**What is needed**
Repeat the listing below line for line, exactly as shown.
********************
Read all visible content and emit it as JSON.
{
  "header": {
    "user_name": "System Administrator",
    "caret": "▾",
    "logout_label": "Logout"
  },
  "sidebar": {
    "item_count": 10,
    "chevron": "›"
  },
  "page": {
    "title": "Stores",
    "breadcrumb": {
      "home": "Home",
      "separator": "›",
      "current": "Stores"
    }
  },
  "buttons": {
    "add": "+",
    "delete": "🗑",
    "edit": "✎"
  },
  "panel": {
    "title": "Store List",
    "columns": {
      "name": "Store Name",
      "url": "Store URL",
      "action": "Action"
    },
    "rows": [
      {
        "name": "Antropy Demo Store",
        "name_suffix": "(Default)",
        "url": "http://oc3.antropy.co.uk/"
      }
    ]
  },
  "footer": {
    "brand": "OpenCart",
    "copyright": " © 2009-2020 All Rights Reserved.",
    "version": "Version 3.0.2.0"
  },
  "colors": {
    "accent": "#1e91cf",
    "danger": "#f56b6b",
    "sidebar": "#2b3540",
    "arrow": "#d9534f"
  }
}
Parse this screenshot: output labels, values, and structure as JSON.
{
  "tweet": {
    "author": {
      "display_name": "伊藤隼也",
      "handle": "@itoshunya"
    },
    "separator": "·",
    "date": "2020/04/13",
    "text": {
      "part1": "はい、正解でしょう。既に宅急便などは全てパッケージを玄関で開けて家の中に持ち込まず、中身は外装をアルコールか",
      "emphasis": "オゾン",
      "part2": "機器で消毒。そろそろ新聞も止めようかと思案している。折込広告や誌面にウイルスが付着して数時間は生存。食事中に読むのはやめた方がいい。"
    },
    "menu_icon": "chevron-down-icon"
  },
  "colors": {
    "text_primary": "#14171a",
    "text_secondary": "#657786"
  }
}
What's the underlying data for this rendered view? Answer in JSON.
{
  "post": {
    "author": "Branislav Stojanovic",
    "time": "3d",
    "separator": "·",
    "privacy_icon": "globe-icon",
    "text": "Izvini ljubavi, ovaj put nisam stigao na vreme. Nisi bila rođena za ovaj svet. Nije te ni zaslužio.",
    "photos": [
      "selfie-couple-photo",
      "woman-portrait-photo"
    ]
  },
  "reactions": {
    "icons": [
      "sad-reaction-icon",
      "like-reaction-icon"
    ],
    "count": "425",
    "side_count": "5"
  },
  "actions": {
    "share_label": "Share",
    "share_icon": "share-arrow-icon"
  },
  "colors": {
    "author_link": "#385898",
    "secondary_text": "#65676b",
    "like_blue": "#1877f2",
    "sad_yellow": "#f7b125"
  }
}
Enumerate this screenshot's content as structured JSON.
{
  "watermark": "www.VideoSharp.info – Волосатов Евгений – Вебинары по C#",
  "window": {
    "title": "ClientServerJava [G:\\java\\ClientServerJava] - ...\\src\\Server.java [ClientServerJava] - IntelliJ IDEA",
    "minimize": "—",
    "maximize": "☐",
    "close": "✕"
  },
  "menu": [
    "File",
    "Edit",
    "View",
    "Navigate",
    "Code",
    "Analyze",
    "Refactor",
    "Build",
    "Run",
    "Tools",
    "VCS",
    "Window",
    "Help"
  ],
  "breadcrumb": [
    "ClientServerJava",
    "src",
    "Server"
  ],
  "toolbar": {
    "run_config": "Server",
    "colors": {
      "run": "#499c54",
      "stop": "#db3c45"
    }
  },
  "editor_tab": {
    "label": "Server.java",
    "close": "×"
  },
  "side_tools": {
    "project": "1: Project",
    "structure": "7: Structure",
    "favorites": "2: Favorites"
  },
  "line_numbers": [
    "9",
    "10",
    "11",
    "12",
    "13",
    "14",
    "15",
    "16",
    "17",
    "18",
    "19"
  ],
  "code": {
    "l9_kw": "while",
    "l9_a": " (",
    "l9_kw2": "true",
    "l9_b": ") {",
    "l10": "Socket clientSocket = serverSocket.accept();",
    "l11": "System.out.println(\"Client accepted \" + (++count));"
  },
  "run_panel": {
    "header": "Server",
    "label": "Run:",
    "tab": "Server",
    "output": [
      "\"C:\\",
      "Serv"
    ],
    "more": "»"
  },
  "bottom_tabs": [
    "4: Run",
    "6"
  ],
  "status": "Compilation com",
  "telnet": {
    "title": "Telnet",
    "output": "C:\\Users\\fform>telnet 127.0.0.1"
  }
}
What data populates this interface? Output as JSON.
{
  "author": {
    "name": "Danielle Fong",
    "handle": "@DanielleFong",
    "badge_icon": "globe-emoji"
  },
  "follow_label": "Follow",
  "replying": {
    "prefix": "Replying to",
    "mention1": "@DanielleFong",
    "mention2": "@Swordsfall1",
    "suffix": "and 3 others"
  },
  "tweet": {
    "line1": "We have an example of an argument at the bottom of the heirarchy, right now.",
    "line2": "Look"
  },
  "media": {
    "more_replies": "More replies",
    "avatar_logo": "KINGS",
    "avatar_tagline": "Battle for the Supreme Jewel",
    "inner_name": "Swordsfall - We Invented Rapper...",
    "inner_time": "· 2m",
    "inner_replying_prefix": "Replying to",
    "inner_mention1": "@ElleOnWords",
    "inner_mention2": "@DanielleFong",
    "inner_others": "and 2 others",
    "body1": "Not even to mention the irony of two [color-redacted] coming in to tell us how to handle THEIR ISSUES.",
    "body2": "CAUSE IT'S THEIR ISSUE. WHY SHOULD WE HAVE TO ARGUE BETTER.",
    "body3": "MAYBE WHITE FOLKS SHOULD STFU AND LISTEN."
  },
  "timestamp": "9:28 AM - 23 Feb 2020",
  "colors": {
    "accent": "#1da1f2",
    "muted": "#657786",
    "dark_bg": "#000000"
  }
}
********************
**Solved problem**
Read all visible content and emit it as JSON.
{
  "header": {
    "user_name": "System Administrator",
    "caret": "▾",
    "logout_label": "Logout"
  },
  "sidebar": {
    "item_count": 10,
    "chevron": "›"
  },
  "page": {
    "title": "Stores",
    "breadcrumb": {
      "home": "Home",
      "separator": "›",
      "current": "Stores"
    }
  },
  "buttons": {
    "add": "+",
    "delete": "🗑",
    "edit": "✎"
  },
  "panel": {
    "title": "Store List",
    "columns": {
      "name": "Store Name",
      "url": "Store URL",
      "action": "Action"
    },
    "rows": [
      {
        "name": "Antropy Demo Store",
        "name_suffix": "(Default)",
        "url": "http://oc3.antropy.co.uk/"
      }
    ]
  },
  "footer": {
    "brand": "OpenCart",
    "copyright": " © 2009-2020 All Rights Reserved.",
    "version": "Version 3.0.2.0"
  },
  "colors": {
    "accent": "#1e91cf",
    "danger": "#f56b6b",
    "sidebar": "#2b3540",
    "arrow": "#d9534f"
  }
}
Parse this screenshot: output labels, values, and structure as JSON.
{
  "tweet": {
    "author": {
      "display_name": "伊藤隼也",
      "handle": "@itoshunya"
    },
    "separator": "·",
    "date": "2020/04/13",
    "text": {
      "part1": "はい、正解でしょう。既に宅急便などは全てパッケージを玄関で開けて家の中に持ち込まず、中身は外装をアルコールか",
      "emphasis": "オゾン",
      "part2": "機器で消毒。そろそろ新聞も止めようかと思案している。折込広告や誌面にウイルスが付着して数時間は生存。食事中に読むのはやめた方がいい。"
    },
    "menu_icon": "chevron-down-icon"
  },
  "colors": {
    "text_primary": "#14171a",
    "text_secondary": "#657786"
  }
}
What's the underlying data for this rendered view? Answer in JSON.
{
  "post": {
    "author": "Branislav Stojanovic",
    "time": "3d",
    "separator": "·",
    "privacy_icon": "globe-icon",
    "text": "Izvini ljubavi, ovaj put nisam stigao na vreme. Nisi bila rođena za ovaj svet. Nije te ni zaslužio.",
    "photos": [
      "selfie-couple-photo",
      "woman-portrait-photo"
    ]
  },
  "reactions": {
    "icons": [
      "sad-reaction-icon",
      "like-reaction-icon"
    ],
    "count": "425",
    "side_count": "5"
  },
  "actions": {
    "share_label": "Share",
    "share_icon": "share-arrow-icon"
  },
  "colors": {
    "author_link": "#385898",
    "secondary_text": "#65676b",
    "like_blue": "#1877f2",
    "sad_yellow": "#f7b125"
  }
}
Enumerate this screenshot's content as structured JSON.
{
  "watermark": "www.VideoSharp.info – Волосатов Евгений – Вебинары по C#",
  "window": {
    "title": "ClientServerJava [G:\\java\\ClientServerJava] - ...\\src\\Server.java [ClientServerJava] - IntelliJ IDEA",
    "minimize": "—",
    "maximize": "☐",
    "close": "✕"
  },
  "menu": [
    "File",
    "Edit",
    "View",
    "Navigate",
    "Code",
    "Analyze",
    "Refactor",
    "Build",
    "Run",
    "Tools",
    "VCS",
    "Window",
    "Help"
  ],
  "breadcrumb": [
    "ClientServerJava",
    "src",
    "Server"
  ],
  "toolbar": {
    "run_config": "Server",
    "colors": {
      "run": "#499c54",
      "stop": "#db3c45"
    }
  },
  "editor_tab": {
    "label": "Server.java",
    "close": "×"
  },
  "side_tools": {
    "project": "1: Project",
    "structure": "7: Structure",
    "favorites": "2: Favorites"
  },
  "line_numbers": [
    "9",
    "10",
    "11",
    "12",
    "13",
    "14",
    "15",
    "16",
    "17",
    "18",
    "19"
  ],
  "code": {
    "l9_kw": "while",
    "l9_a": " (",
    "l9_kw2": "true",
    "l9_b": ") {",
    "l10": "Socket clientSocket = serverSocket.accept();",
    "l11": "System.out.println(\"Client accepted \" + (++count));"
  },
  "run_panel": {
    "header": "Server",
    "label": "Run:",
    "tab": "Server",
    "output": [
      "\"C:\\",
      "Serv"
    ],
    "more": "»"
  },
  "bottom_tabs": [
    "4: Run",
    "6"
  ],
  "status": "Compilation com",
  "telnet": {
    "title": "Telnet",
    "output": "C:\\Users\\fform>telnet 127.0.0.1"
  }
}
What data populates this interface? Output as JSON.
{
  "author": {
    "name": "Danielle Fong",
    "handle": "@DanielleFong",
    "badge_icon": "globe-emoji"
  },
  "follow_label": "Follow",
  "replying": {
    "prefix": "Replying to",
    "mention1": "@DanielleFong",
    "mention2": "@Swordsfall1",
    "suffix": "and 3 others"
  },
  "tweet": {
    "line1": "We have an example of an argument at the bottom of the heirarchy, right now.",
    "line2": "Look"
  },
  "media": {
    "more_replies": "More replies",
    "avatar_logo": "KINGS",
    "avatar_tagline": "Battle for the Supreme Jewel",
    "inner_name": "Swordsfall - We Invented Rapper...",
    "inner_time": "· 2m",
    "inner_replying_prefix": "Replying to",
    "inner_mention1": "@ElleOnWords",
    "inner_mention2": "@DanielleFong",
    "inner_others": "and 2 others",
    "body1": "Not even to mention the irony of two [color-redacted] coming in to tell us how to handle THEIR ISSUES.",
    "body2": "CAUSE IT'S THEIR ISSUE. WHY SHOULD WE HAVE TO ARGUE BETTER.",
    "body3": "MAYBE WHITE FOLKS SHOULD STFU AND LISTEN."
  },
  "timestamp": "9:28 AM - 23 Feb 2020",
  "colors": {
    "accent": "#1da1f2",
    "muted": "#657786",
    "dark_bg": "#000000"
  }
}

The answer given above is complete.